10 Essential George Strait Songs
As hard as it is to fathom, this Thursday marks the 65th birthday of the man who many consider to be the king of modern-day Country Music – George Strait. With a catalog that includes sixty number one hits, what are some of your favorites? That’s a tough one to answer, but here’s a list of ten Strait classics that we definitely consider “Essential” – and two of them didn’t even top the chart!
“Fool Hearted Memory,” – from Strait From The Heart
Thirty-five years ago this August, Strait hit number one of the charts for the very first time with a song that defines everything that was great about Country Music in the 1980s. Blake Mevis, who produced the song, didn’t have to look too far for it – he co-wrote it with rising tunesmith Byron Hill. Did you know this was the first of his chart-toppers to be included in a movie – The Soldier – ten years before another movie he appeared in…
“Amarillo By Morning,” – from Strait From The Heart
You might not know this, but George wasn’t the first to record this song about the lonesome life of a rodeo cowboy. Composer Terry Stafford actually cut the song in 1973. Chris LeDoux cut the song two years later, but it took the song until Strait added his vocals to it for it to become a classic.
“The Fireman,” – from Does Fort Worth Ever Cross Your Mind
Perhaps the most cocky of any Strait singles, this Mack Vickery / Wayne Kemp hit defied logic. The song only hit No.5 on the singles chart – along with “The Cowboy Rides Away,” the song that preceded it in release. But, how many shows has Strait performed since that hasn’t included either of those “lesser hits?” We’d say not many, if any.
“The Chair,” – from Something Special
Unlike many Country songs, this one has no chorus. But, it did have four things in its’ favor – two Nashville Songwriting Hall of Fame members in Dean Dillon and Hank Cochran as authors, a video featuring many gorgeous models, and one of the most irresistible melodies of any Country hit ever. And, we’re still listening!
“All My Ex’s Live In Texas,” – from Ocean Front Property
Strait had pulled off a first in the winter of the year with the release of his Ocean Front Property album, which became the first to debut atop the Country Albums chart. Helping to spur sales of that throughout the summer of 1987 was this Sanger / Linda Shafer composition about a man who seemingly has an ex all throughout the Lone Star State. The humorous lyrics earned the couple a CMA Song of the Year award nomination.

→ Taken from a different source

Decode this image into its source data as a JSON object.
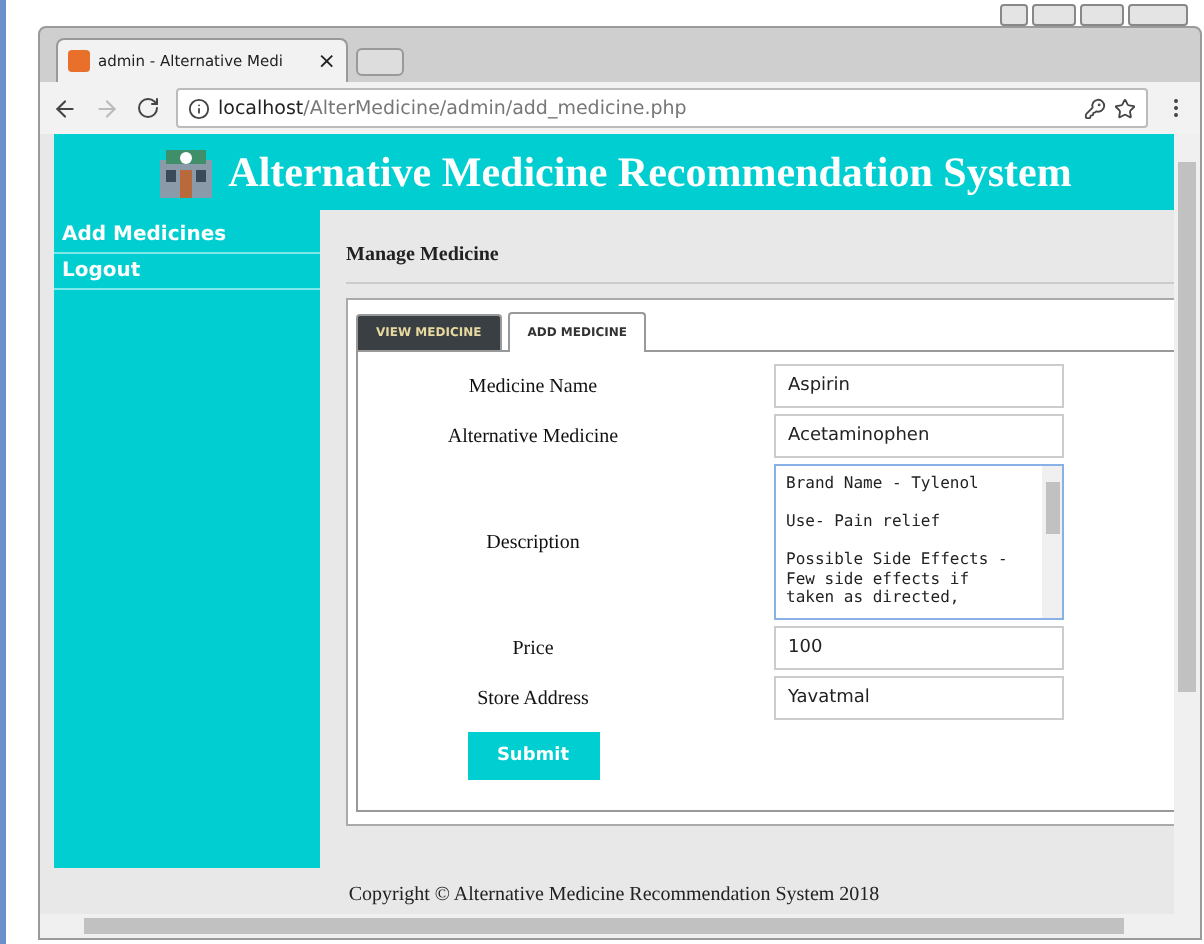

“Love Without End, Amen,” – from Livin’ It Up
Strait debuted this song on the 1990 Academy of Country Music Awards, and radio stations across America soon found themselves flooded with requests for the Aaron Barker composition, which also received a smattering of airplay from Gospel stations, with the tender lyrics about the bond between a father and a son.
“I Cross My Heart,” – from Pure Country
One of the most popular Country wedding songs of the past twenty-five years, this romantic ballad served as the centerpiece for Pure Country, the box-office vehicle that gave Strait his first – and so far, only – leading role. Steve Dorff and Eric Kaz penned the lyrics – this much we know, but was it Strait….or “Dusty?” At least it wasn’t Buddy Jackson!
“Check Yes Or No,” – from Strait Out Of The Box
When MCA Nashville gave the green light to release a four-CD Strait box set, they knew they needed a song with undeniable staying power. Enter into the picture Danny Wells and Dana Hunt Black, who touched a nerve of something that we’ve all done at one point or another, giving the singer one of his biggest hits.
“I Just Want To Dance With You,” – from One Step At A Time
Strait has long been an admirer of singer-songwriter John Prine. It was Prine’s version on a 1980s album titled German Afternoons that influenced Strait to cut the song. The light-hearted love song became the singer’s 34th chart-topper.
“Give It Away,” – from It Just Comes Natural
When you combine the talents of Buddy Cannon, Jamey Johnson and Country Music Hall of Fame member Bill Anderson, the results should be impressive, and in this case, that was an understatement. Twenty-five years into Strait’s major-label recording career, and this was his first Gold-selling single. Not that either of the writers needed any more metal for their shelves, but the ACM and the CMA both named this smash hit about a woman’s particular cruel way of leaving as their Song of the Year